  4. The market for wearables could reach $61.4 billion by 2025. (ReportLinker)
  5. Over 45% of wearable and mobile app users are worried that hackers may try to steal their personal health information. (Healthline)

The good news: The more frequent, reliable, and accurate tracking of health data over time creates huge benefits for both: 1) individuals who are looking to engage more effectively with their physical activity and health information, and 2) health providers — with whom this health data can be shared — who can rely on more accurate health monitoring of their patients.

The takeaway: More “wearable” data means more data in general. Compilations inevitably arise — and a need for organizations to adhere to compliance regulations around health data and double down on protecting their data.

To prepare for changing trends in the field of healthcare, companies need to leverage scalable, extensible technology to discover, map, catalog, and take action on their data. Capabilities that healthcare companies need to prepare for include: addressing data quality issues, cleaning up duplicate and similar data, minimizing data for cloud migrations, enacting data retention policies, reducing data risk across the organization, and complying with a set of complex regulations.

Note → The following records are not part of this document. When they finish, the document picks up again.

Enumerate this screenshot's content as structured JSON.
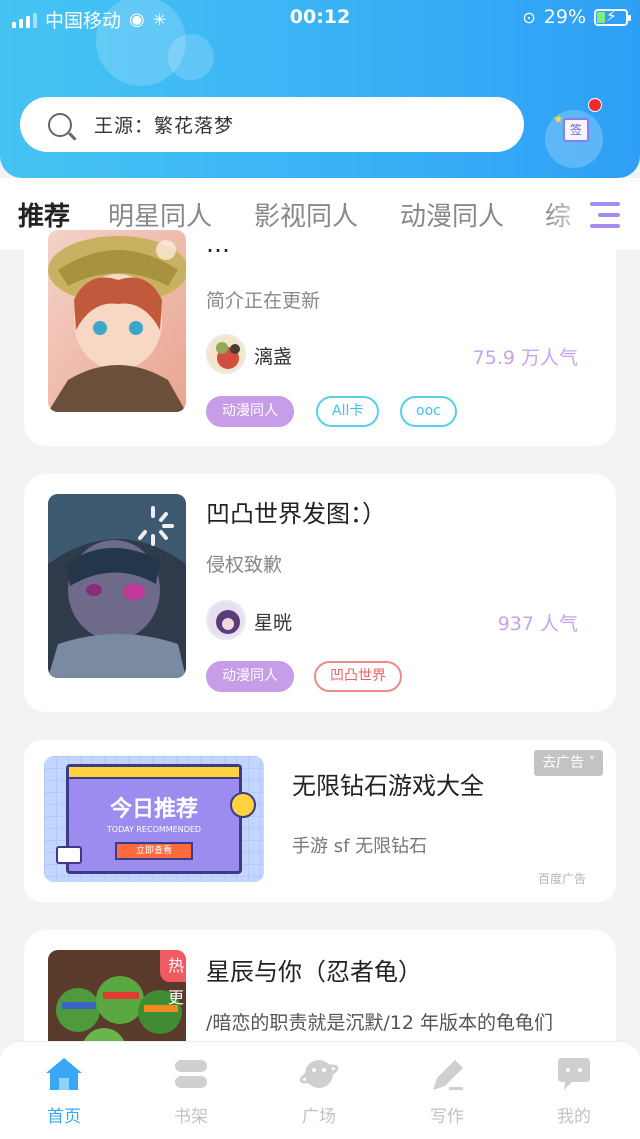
{
  "status_bar": {
    "carrier": "中国移动",
    "time": "00:12",
    "battery": "29%"
  },
  "search": {
    "placeholder": "王源：繁花落梦"
  },
  "checkin": {
    "label": "签"
  },
  "tabs": [
    {
      "label": "推荐",
      "active": true
    },
    {
      "label": "明星同人"
    },
    {
      "label": "影视同人"
    },
    {
      "label": "动漫同人"
    },
    {
      "label": "综"
    }
  ],
  "books": [
    {
      "title": "…",
      "description": "简介正在更新",
      "author": "漓盏",
      "popularity": "75.9 万人气",
      "tags": [
        "动漫同人",
        "All卡",
        "ooc"
      ]
    },
    {
      "title": "凹凸世界发图：）",
      "description": "侵权致歉",
      "author": "星晄",
      "popularity": "937 人气",
      "tags": [
        "动漫同人",
        "凹凸世界"
      ]
    }
  ],
  "ad": {
    "close_label": "去广告",
    "title": "无限钻石游戏大全",
    "description": "手游 sf 无限钻石",
    "source": "百度广告",
    "banner_title": "今日推荐",
    "banner_subtitle": "TODAY RECOMMENDED",
    "banner_button": "立即查看"
  },
  "featured": {
    "badge": "热更",
    "title": "星辰与你（忍者龟）",
    "description": "/暗恋的职责就是沉默/12 年版本的龟龟们"
  },
  "bottom_nav": [
    {
      "label": "首页",
      "icon": "home-icon",
      "active": true
    },
    {
      "label": "书架",
      "icon": "bookshelf-icon"
    },
    {
      "label": "广场",
      "icon": "planet-icon"
    },
    {
      "label": "写作",
      "icon": "pen-icon"
    },
    {
      "label": "我的",
      "icon": "chat-icon"
    }
  ],
  "colors": {
    "header_blue": "#38b0f6",
    "accent_purple": "#a68bf3",
    "nav_active": "#3aa7f5",
    "popularity": "#c8a3ee"
  }
}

Schedule a demo to find out how BigID’s modern approach to data intelligence and automation — including our core discovery foundation and extensible app framework — can enable any healthcare organization to take action on their data, unlock value from it, and stay ahead of ever-evolving trends.